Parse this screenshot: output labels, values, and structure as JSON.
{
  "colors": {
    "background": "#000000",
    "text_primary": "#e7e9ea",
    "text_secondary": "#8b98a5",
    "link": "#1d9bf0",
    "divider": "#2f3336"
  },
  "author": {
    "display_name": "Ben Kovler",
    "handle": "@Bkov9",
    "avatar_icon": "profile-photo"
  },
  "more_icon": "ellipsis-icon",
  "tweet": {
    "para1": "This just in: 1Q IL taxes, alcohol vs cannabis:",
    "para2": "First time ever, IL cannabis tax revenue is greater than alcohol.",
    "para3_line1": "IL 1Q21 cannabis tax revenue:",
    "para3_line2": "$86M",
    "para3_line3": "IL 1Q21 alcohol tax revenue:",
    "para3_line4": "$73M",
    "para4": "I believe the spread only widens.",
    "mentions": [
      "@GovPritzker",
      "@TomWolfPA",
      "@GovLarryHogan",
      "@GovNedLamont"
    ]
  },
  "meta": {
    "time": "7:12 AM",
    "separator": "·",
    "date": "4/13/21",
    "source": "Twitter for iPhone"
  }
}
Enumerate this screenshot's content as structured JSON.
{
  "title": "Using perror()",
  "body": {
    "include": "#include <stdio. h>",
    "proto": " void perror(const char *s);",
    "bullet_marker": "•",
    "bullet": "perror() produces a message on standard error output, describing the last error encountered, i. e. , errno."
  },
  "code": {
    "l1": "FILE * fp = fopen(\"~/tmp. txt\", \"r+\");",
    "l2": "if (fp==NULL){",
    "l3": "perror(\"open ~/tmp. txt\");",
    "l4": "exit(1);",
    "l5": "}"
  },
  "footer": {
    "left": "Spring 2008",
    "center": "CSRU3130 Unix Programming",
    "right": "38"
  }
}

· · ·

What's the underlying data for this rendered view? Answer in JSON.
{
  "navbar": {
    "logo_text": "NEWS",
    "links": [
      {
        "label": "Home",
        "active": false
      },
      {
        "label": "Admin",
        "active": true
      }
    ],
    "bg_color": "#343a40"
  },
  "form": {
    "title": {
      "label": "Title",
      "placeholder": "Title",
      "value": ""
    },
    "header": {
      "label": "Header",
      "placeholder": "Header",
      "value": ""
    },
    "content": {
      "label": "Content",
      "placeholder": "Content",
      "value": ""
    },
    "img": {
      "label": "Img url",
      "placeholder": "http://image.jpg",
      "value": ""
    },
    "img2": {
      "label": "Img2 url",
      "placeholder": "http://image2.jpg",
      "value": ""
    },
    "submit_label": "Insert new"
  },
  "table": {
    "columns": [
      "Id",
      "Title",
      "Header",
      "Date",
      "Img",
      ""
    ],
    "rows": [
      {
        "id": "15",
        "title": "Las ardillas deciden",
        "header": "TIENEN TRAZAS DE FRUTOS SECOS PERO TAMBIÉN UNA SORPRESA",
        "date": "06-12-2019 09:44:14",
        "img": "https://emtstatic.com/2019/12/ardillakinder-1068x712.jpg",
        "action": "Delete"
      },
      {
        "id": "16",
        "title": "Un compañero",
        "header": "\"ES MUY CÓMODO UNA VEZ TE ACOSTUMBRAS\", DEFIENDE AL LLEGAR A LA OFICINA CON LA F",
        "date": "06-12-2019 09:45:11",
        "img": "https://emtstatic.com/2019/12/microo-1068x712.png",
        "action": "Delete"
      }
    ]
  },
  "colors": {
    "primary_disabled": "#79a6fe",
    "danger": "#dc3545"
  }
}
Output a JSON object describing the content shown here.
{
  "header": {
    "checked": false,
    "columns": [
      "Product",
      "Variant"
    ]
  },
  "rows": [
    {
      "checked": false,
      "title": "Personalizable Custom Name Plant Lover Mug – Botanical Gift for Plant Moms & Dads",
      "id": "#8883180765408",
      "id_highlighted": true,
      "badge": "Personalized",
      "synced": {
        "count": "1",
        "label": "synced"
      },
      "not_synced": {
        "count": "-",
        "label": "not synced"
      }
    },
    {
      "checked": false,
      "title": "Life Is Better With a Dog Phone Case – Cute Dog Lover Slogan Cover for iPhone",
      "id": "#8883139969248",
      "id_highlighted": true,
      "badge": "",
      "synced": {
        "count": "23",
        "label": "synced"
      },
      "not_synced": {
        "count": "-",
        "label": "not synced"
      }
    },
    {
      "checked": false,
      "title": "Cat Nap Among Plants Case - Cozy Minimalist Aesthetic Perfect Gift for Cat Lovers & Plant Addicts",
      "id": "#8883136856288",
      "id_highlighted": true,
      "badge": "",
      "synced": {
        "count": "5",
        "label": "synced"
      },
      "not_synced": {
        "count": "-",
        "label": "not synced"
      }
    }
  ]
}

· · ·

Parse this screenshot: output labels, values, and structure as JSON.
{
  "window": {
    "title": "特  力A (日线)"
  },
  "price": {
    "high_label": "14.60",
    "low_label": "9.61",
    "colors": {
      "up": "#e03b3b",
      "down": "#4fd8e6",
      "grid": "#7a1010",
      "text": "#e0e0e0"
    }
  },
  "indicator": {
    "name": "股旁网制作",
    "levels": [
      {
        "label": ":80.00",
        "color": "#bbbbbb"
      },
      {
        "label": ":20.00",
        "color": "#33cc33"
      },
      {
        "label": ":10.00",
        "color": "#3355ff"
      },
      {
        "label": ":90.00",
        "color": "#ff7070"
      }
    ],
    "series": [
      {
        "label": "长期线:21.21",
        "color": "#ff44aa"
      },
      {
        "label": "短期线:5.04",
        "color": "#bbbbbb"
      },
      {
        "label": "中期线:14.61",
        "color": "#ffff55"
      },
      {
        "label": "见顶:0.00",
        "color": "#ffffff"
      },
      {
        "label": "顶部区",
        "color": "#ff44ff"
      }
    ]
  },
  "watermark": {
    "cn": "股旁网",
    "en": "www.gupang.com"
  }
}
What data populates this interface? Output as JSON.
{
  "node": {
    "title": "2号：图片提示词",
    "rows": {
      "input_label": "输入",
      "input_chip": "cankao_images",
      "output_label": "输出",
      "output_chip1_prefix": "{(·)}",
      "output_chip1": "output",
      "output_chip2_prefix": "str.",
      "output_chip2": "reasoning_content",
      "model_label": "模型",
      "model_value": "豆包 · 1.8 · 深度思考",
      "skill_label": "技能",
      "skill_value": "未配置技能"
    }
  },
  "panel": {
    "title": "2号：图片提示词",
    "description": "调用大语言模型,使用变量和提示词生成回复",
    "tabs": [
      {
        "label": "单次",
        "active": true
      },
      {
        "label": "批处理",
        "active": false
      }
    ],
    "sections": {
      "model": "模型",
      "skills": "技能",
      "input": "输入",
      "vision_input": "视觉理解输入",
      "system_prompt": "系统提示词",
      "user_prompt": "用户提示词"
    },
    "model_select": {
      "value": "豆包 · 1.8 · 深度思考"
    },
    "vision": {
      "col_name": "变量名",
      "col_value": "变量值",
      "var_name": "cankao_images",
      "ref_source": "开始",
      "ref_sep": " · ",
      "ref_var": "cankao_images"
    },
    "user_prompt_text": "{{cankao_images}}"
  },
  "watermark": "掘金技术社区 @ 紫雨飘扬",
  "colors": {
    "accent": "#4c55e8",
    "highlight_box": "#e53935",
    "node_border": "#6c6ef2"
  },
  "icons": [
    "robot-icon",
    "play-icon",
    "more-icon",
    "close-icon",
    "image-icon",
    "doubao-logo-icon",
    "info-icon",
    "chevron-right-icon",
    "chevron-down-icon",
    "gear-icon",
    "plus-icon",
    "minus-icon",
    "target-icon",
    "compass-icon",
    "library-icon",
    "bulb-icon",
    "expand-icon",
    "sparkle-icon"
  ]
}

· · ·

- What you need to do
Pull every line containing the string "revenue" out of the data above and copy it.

- Written answer
    "para2": "First time ever, IL cannabis tax revenue is greater than alcohol.",
    "para3_line1": "IL 1Q21 cannabis tax revenue:",
    "para3_line3": "IL 1Q21 alcohol tax revenue:",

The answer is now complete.